_DIRECTIONS_
Print the data below again in full, exactly as it stands, with no images.

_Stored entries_
- - -

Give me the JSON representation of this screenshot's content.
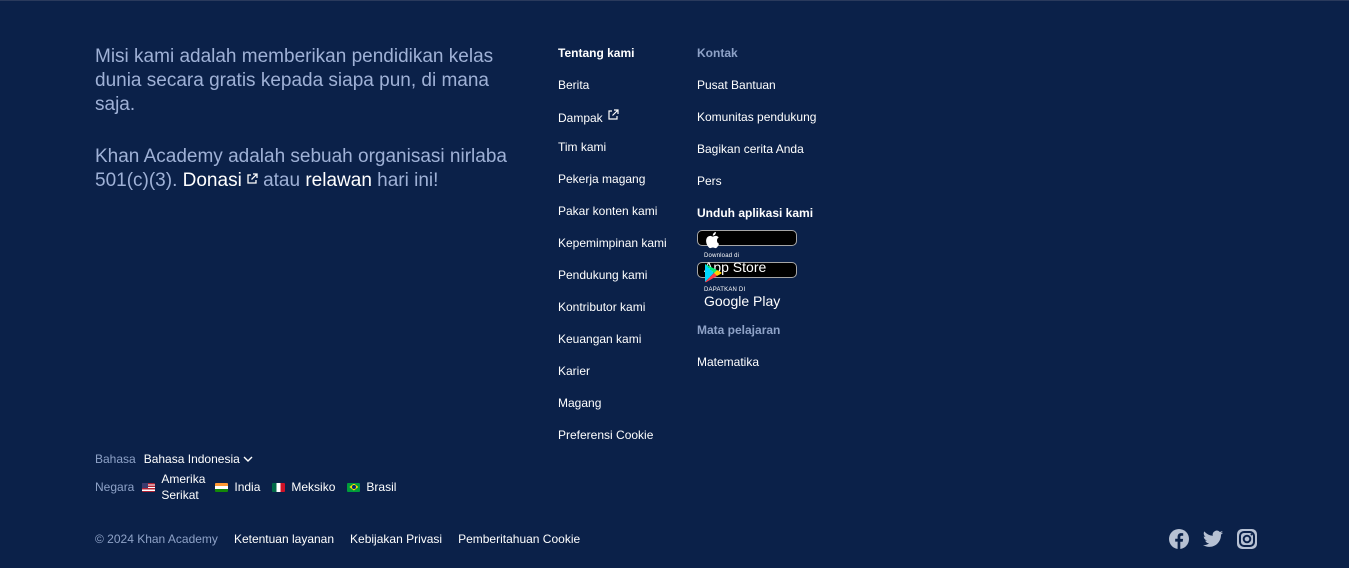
{
  "mission": {
    "line1": "Misi kami adalah memberikan pendidikan kelas dunia secara gratis kepada siapa pun, di mana saja.",
    "line2_prefix": "Khan Academy adalah sebuah organisasi nirlaba 501(c)(3).",
    "donate": "Donasi",
    "or": "atau",
    "volunteer": "relawan",
    "suffix": "hari ini!"
  },
  "about": {
    "heading": "Tentang kami",
    "links": [
      "Berita",
      "Dampak",
      "Tim kami",
      "Pekerja magang",
      "Pakar konten kami",
      "Kepemimpinan kami",
      "Pendukung kami",
      "Kontributor kami",
      "Keuangan kami",
      "Karier",
      "Magang",
      "Preferensi Cookie"
    ]
  },
  "contact": {
    "heading": "Kontak",
    "links": [
      "Pusat Bantuan",
      "Komunitas pendukung",
      "Bagikan cerita Anda",
      "Pers"
    ],
    "apps_heading": "Unduh aplikasi kami",
    "appstore_small": "Download di",
    "appstore_big": "App Store",
    "googleplay_small": "DAPATKAN DI",
    "googleplay_big": "Google Play",
    "subjects_heading": "Mata pelajaran",
    "subjects": [
      "Matematika"
    ]
  },
  "language": {
    "label": "Bahasa",
    "value": "Bahasa Indonesia",
    "country_label": "Negara",
    "countries": [
      "Amerika Serikat",
      "India",
      "Meksiko",
      "Brasil"
    ]
  },
  "footer": {
    "copyright": "© 2024 Khan Academy",
    "links": [
      "Ketentuan layanan",
      "Kebijakan Privasi",
      "Pemberitahuan Cookie"
    ]
  },
  "colors": {
    "background": "#0b2149",
    "muted": "#8ea2c7",
    "mission_text": "#9fb1d6"
  },
  "social_icons": [
    "facebook-icon",
    "twitter-icon",
    "instagram-icon"
  ]
}
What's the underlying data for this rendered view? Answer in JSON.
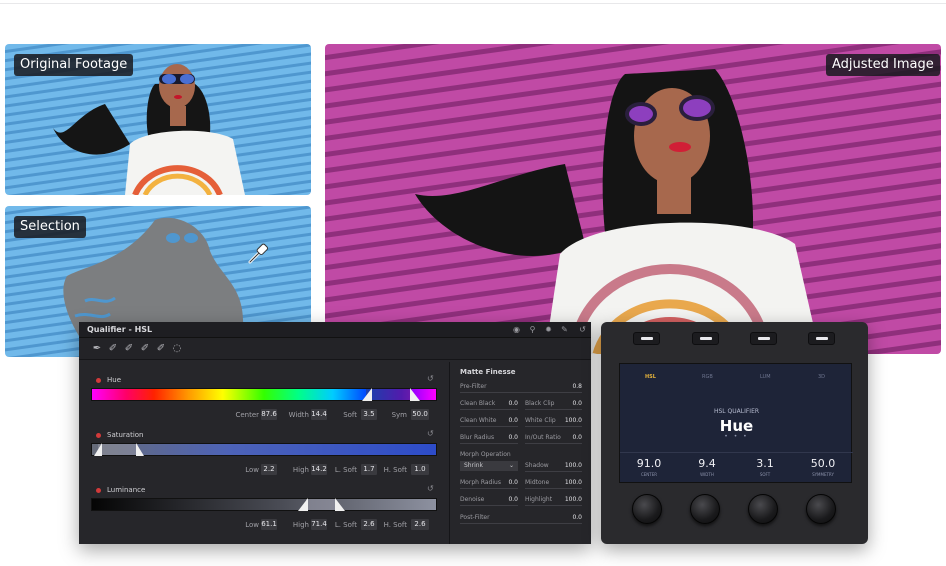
{
  "photos": {
    "original_label": "Original Footage",
    "selection_label": "Selection",
    "adjusted_label": "Adjusted Image"
  },
  "panel": {
    "title": "Qualifier - HSL",
    "hue": {
      "label": "Hue",
      "fields": [
        {
          "label": "Center",
          "value": "87.6"
        },
        {
          "label": "Width",
          "value": "14.4"
        },
        {
          "label": "Soft",
          "value": "3.5"
        },
        {
          "label": "Sym",
          "value": "50.0"
        }
      ]
    },
    "saturation": {
      "label": "Saturation",
      "fields": [
        {
          "label": "Low",
          "value": "2.2"
        },
        {
          "label": "High",
          "value": "14.2"
        },
        {
          "label": "L. Soft",
          "value": "1.7"
        },
        {
          "label": "H. Soft",
          "value": "1.0"
        }
      ]
    },
    "luminance": {
      "label": "Luminance",
      "fields": [
        {
          "label": "Low",
          "value": "61.1"
        },
        {
          "label": "High",
          "value": "71.4"
        },
        {
          "label": "L. Soft",
          "value": "2.6"
        },
        {
          "label": "H. Soft",
          "value": "2.6"
        }
      ]
    },
    "matte": {
      "title": "Matte Finesse",
      "pre_filter": {
        "label": "Pre-Filter",
        "value": "0.8"
      },
      "rows": [
        [
          {
            "label": "Clean Black",
            "value": "0.0"
          },
          {
            "label": "Black Clip",
            "value": "0.0"
          }
        ],
        [
          {
            "label": "Clean White",
            "value": "0.0"
          },
          {
            "label": "White Clip",
            "value": "100.0"
          }
        ],
        [
          {
            "label": "Blur Radius",
            "value": "0.0"
          },
          {
            "label": "In/Out Ratio",
            "value": "0.0"
          }
        ]
      ],
      "morph_op_label": "Morph Operation",
      "morph_op_value": "Shrink",
      "shadow": {
        "label": "Shadow",
        "value": "100.0"
      },
      "rows2": [
        [
          {
            "label": "Morph Radius",
            "value": "0.0"
          },
          {
            "label": "Midtone",
            "value": "100.0"
          }
        ],
        [
          {
            "label": "Denoise",
            "value": "0.0"
          },
          {
            "label": "Highlight",
            "value": "100.0"
          }
        ]
      ],
      "post_filter": {
        "label": "Post-Filter",
        "value": "0.0"
      }
    }
  },
  "device": {
    "tabs": [
      "HSL",
      "RGB",
      "LUM",
      "3D"
    ],
    "active_tab": "HSL",
    "screen_title": "HSL QUALIFIER",
    "screen_main": "Hue",
    "dots": "• • •",
    "values": [
      {
        "value": "91.0",
        "label": "CENTER"
      },
      {
        "value": "9.4",
        "label": "WIDTH"
      },
      {
        "value": "3.1",
        "label": "SOFT"
      },
      {
        "value": "50.0",
        "label": "SYMMETRY"
      }
    ]
  },
  "colors": {
    "blue_wall": "#6ab3e6",
    "magenta_wall": "#b8409c",
    "selection_gray": "#7c7e80",
    "panel_bg": "#26262a",
    "device_screen": "#1e2438",
    "accent_yellow": "#e4b23b"
  }
}
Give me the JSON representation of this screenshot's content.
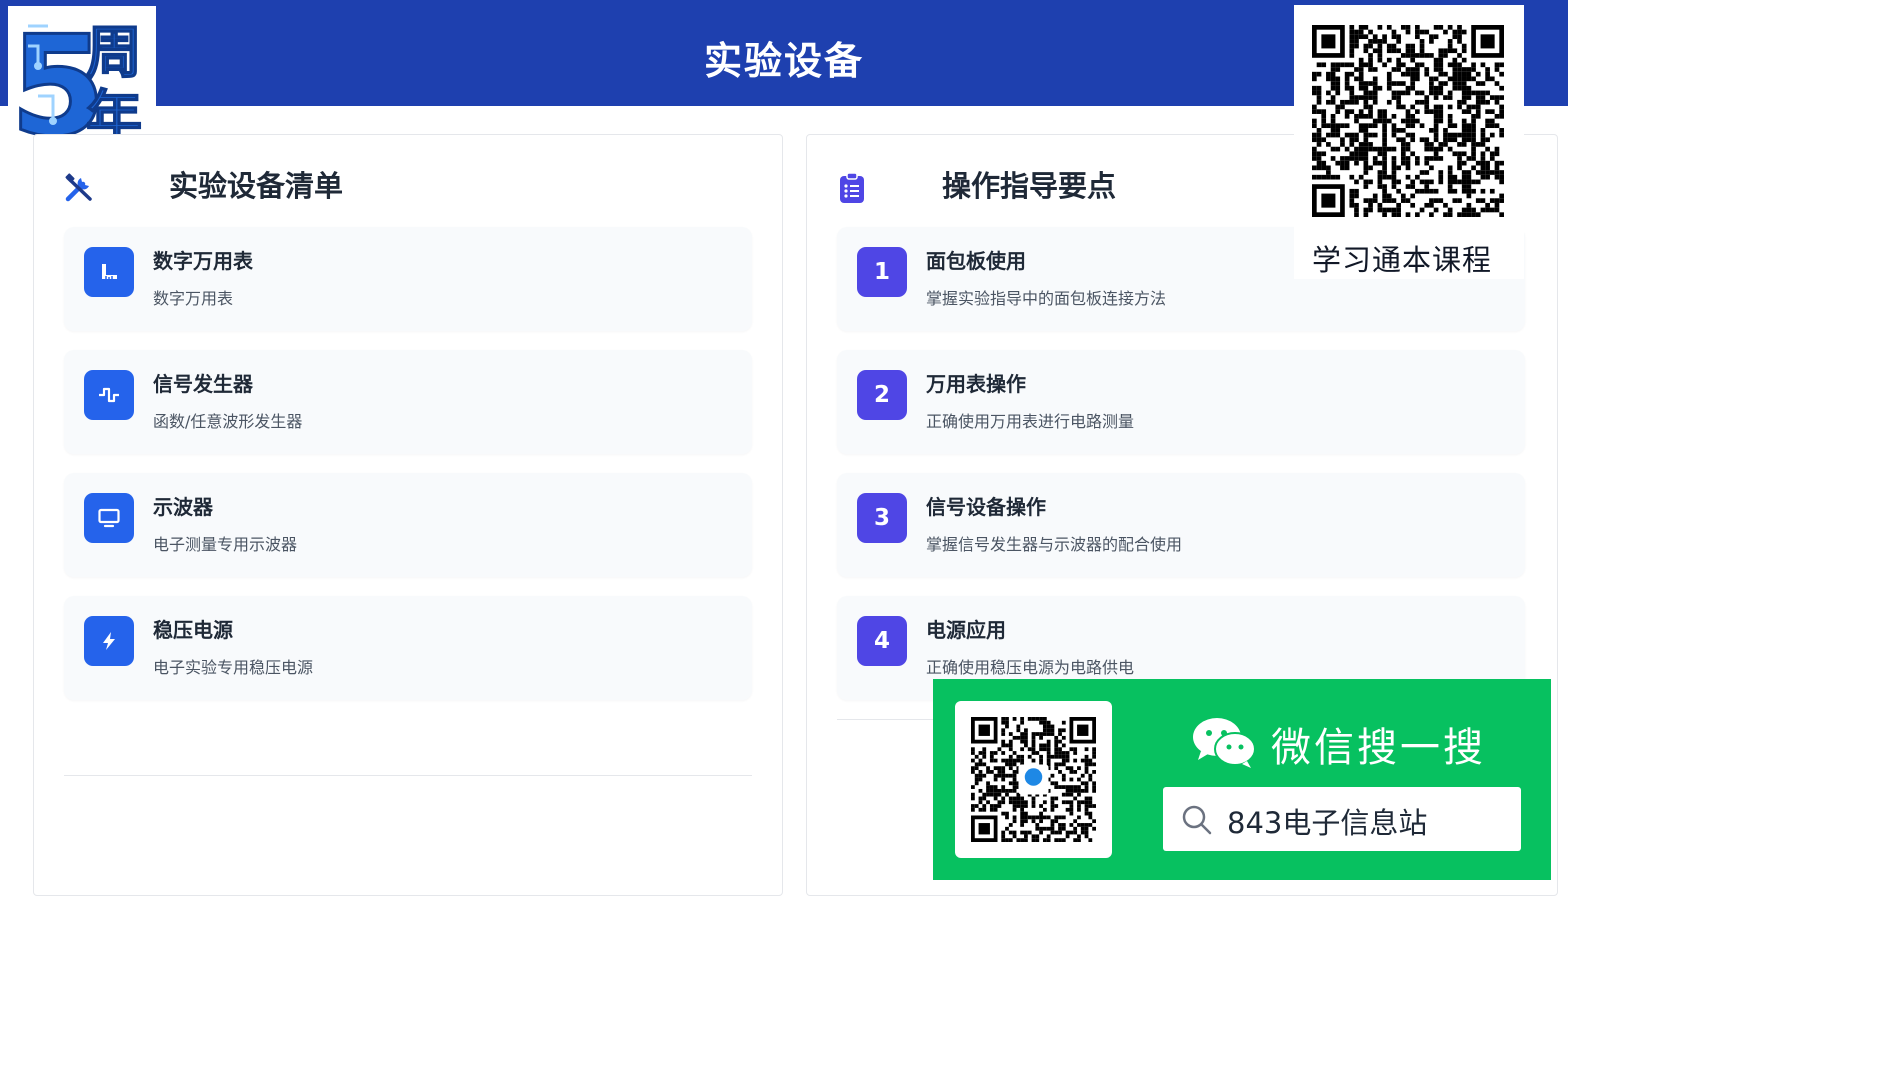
{
  "header": {
    "title": "实验设备"
  },
  "logo": {
    "digit": "5",
    "text": "周年",
    "icon": "anniversary-logo-icon"
  },
  "equipment_panel": {
    "title": "实验设备清单",
    "icon": "tools-icon",
    "items": [
      {
        "name": "数字万用表",
        "desc": "数字万用表",
        "icon": "ruler-icon"
      },
      {
        "name": "信号发生器",
        "desc": "函数/任意波形发生器",
        "icon": "wave-icon"
      },
      {
        "name": "示波器",
        "desc": "电子测量专用示波器",
        "icon": "monitor-icon"
      },
      {
        "name": "稳压电源",
        "desc": "电子实验专用稳压电源",
        "icon": "bolt-icon"
      }
    ]
  },
  "guide_panel": {
    "title": "操作指导要点",
    "icon": "clipboard-list-icon",
    "items": [
      {
        "num": "1",
        "name": "面包板使用",
        "desc": "掌握实验指导中的面包板连接方法"
      },
      {
        "num": "2",
        "name": "万用表操作",
        "desc": "正确使用万用表进行电路测量"
      },
      {
        "num": "3",
        "name": "信号设备操作",
        "desc": "掌握信号发生器与示波器的配合使用"
      },
      {
        "num": "4",
        "name": "电源应用",
        "desc": "正确使用稳压电源为电路供电"
      }
    ]
  },
  "qr_overlay": {
    "caption": "学习通本课程",
    "icon": "qr-code-icon"
  },
  "wechat": {
    "title": "微信搜一搜",
    "search_text": "843电子信息站",
    "icon": "wechat-icon",
    "search_icon": "search-icon"
  },
  "colors": {
    "banner": "#1e40af",
    "equipment_icon_bg": "#2563eb",
    "guide_number_bg": "#4f46e5",
    "wechat_green": "#07c160"
  }
}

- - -

_EXERCISE ANSWER_
Give me the JSON representation of this screenshot's content.
{
  "mission": {
    "line1": "Misi kami adalah memberikan pendidikan kelas dunia secara gratis kepada siapa pun, di mana saja.",
    "line2_prefix": "Khan Academy adalah sebuah organisasi nirlaba 501(c)(3).",
    "donate": "Donasi",
    "or": "atau",
    "volunteer": "relawan",
    "suffix": "hari ini!"
  },
  "about": {
    "heading": "Tentang kami",
    "links": [
      "Berita",
      "Dampak",
      "Tim kami",
      "Pekerja magang",
      "Pakar konten kami",
      "Kepemimpinan kami",
      "Pendukung kami",
      "Kontributor kami",
      "Keuangan kami",
      "Karier",
      "Magang",
      "Preferensi Cookie"
    ]
  },
  "contact": {
    "heading": "Kontak",
    "links": [
      "Pusat Bantuan",
      "Komunitas pendukung",
      "Bagikan cerita Anda",
      "Pers"
    ],
    "apps_heading": "Unduh aplikasi kami",
    "appstore_small": "Download di",
    "appstore_big": "App Store",
    "googleplay_small": "DAPATKAN DI",
    "googleplay_big": "Google Play",
    "subjects_heading": "Mata pelajaran",
    "subjects": [
      "Matematika"
    ]
  },
  "language": {
    "label": "Bahasa",
    "value": "Bahasa Indonesia",
    "country_label": "Negara",
    "countries": [
      "Amerika Serikat",
      "India",
      "Meksiko",
      "Brasil"
    ]
  },
  "footer": {
    "copyright": "© 2024 Khan Academy",
    "links": [
      "Ketentuan layanan",
      "Kebijakan Privasi",
      "Pemberitahuan Cookie"
    ]
  },
  "colors": {
    "background": "#0b2149",
    "muted": "#8ea2c7",
    "mission_text": "#9fb1d6"
  },
  "social_icons": [
    "facebook-icon",
    "twitter-icon",
    "instagram-icon"
  ]
}
What's the underlying data for this rendered view? Answer in JSON.
{
  "photos": {
    "original_label": "Original Footage",
    "selection_label": "Selection",
    "adjusted_label": "Adjusted Image"
  },
  "panel": {
    "title": "Qualifier - HSL",
    "hue": {
      "label": "Hue",
      "fields": [
        {
          "label": "Center",
          "value": "87.6"
        },
        {
          "label": "Width",
          "value": "14.4"
        },
        {
          "label": "Soft",
          "value": "3.5"
        },
        {
          "label": "Sym",
          "value": "50.0"
        }
      ]
    },
    "saturation": {
      "label": "Saturation",
      "fields": [
        {
          "label": "Low",
          "value": "2.2"
        },
        {
          "label": "High",
          "value": "14.2"
        },
        {
          "label": "L. Soft",
          "value": "1.7"
        },
        {
          "label": "H. Soft",
          "value": "1.0"
        }
      ]
    },
    "luminance": {
      "label": "Luminance",
      "fields": [
        {
          "label": "Low",
          "value": "61.1"
        },
        {
          "label": "High",
          "value": "71.4"
        },
        {
          "label": "L. Soft",
          "value": "2.6"
        },
        {
          "label": "H. Soft",
          "value": "2.6"
        }
      ]
    },
    "matte": {
      "title": "Matte Finesse",
      "pre_filter": {
        "label": "Pre-Filter",
        "value": "0.8"
      },
      "rows": [
        [
          {
            "label": "Clean Black",
            "value": "0.0"
          },
          {
            "label": "Black Clip",
            "value": "0.0"
          }
        ],
        [
          {
            "label": "Clean White",
            "value": "0.0"
          },
          {
            "label": "White Clip",
            "value": "100.0"
          }
        ],
        [
          {
            "label": "Blur Radius",
            "value": "0.0"
          },
          {
            "label": "In/Out Ratio",
            "value": "0.0"
          }
        ]
      ],
      "morph_op_label": "Morph Operation",
      "morph_op_value": "Shrink",
      "shadow": {
        "label": "Shadow",
        "value": "100.0"
      },
      "rows2": [
        [
          {
            "label": "Morph Radius",
            "value": "0.0"
          },
          {
            "label": "Midtone",
            "value": "100.0"
          }
        ],
        [
          {
            "label": "Denoise",
            "value": "0.0"
          },
          {
            "label": "Highlight",
            "value": "100.0"
          }
        ]
      ],
      "post_filter": {
        "label": "Post-Filter",
        "value": "0.0"
      }
    }
  },
  "device": {
    "tabs": [
      "HSL",
      "RGB",
      "LUM",
      "3D"
    ],
    "active_tab": "HSL",
    "screen_title": "HSL QUALIFIER",
    "screen_main": "Hue",
    "dots": "• • •",
    "values": [
      {
        "value": "91.0",
        "label": "CENTER"
      },
      {
        "value": "9.4",
        "label": "WIDTH"
      },
      {
        "value": "3.1",
        "label": "SOFT"
      },
      {
        "value": "50.0",
        "label": "SYMMETRY"
      }
    ]
  },
  "colors": {
    "blue_wall": "#6ab3e6",
    "magenta_wall": "#b8409c",
    "selection_gray": "#7c7e80",
    "panel_bg": "#26262a",
    "device_screen": "#1e2438",
    "accent_yellow": "#e4b23b"
  }
}
Give me the JSON representation of this screenshot's content.
{
  "header": {
    "title": "实验设备"
  },
  "logo": {
    "digit": "5",
    "text": "周年",
    "icon": "anniversary-logo-icon"
  },
  "equipment_panel": {
    "title": "实验设备清单",
    "icon": "tools-icon",
    "items": [
      {
        "name": "数字万用表",
        "desc": "数字万用表",
        "icon": "ruler-icon"
      },
      {
        "name": "信号发生器",
        "desc": "函数/任意波形发生器",
        "icon": "wave-icon"
      },
      {
        "name": "示波器",
        "desc": "电子测量专用示波器",
        "icon": "monitor-icon"
      },
      {
        "name": "稳压电源",
        "desc": "电子实验专用稳压电源",
        "icon": "bolt-icon"
      }
    ]
  },
  "guide_panel": {
    "title": "操作指导要点",
    "icon": "clipboard-list-icon",
    "items": [
      {
        "num": "1",
        "name": "面包板使用",
        "desc": "掌握实验指导中的面包板连接方法"
      },
      {
        "num": "2",
        "name": "万用表操作",
        "desc": "正确使用万用表进行电路测量"
      },
      {
        "num": "3",
        "name": "信号设备操作",
        "desc": "掌握信号发生器与示波器的配合使用"
      },
      {
        "num": "4",
        "name": "电源应用",
        "desc": "正确使用稳压电源为电路供电"
      }
    ]
  },
  "qr_overlay": {
    "caption": "学习通本课程",
    "icon": "qr-code-icon"
  },
  "wechat": {
    "title": "微信搜一搜",
    "search_text": "843电子信息站",
    "icon": "wechat-icon",
    "search_icon": "search-icon"
  },
  "colors": {
    "banner": "#1e40af",
    "equipment_icon_bg": "#2563eb",
    "guide_number_bg": "#4f46e5",
    "wechat_green": "#07c160"
  }
}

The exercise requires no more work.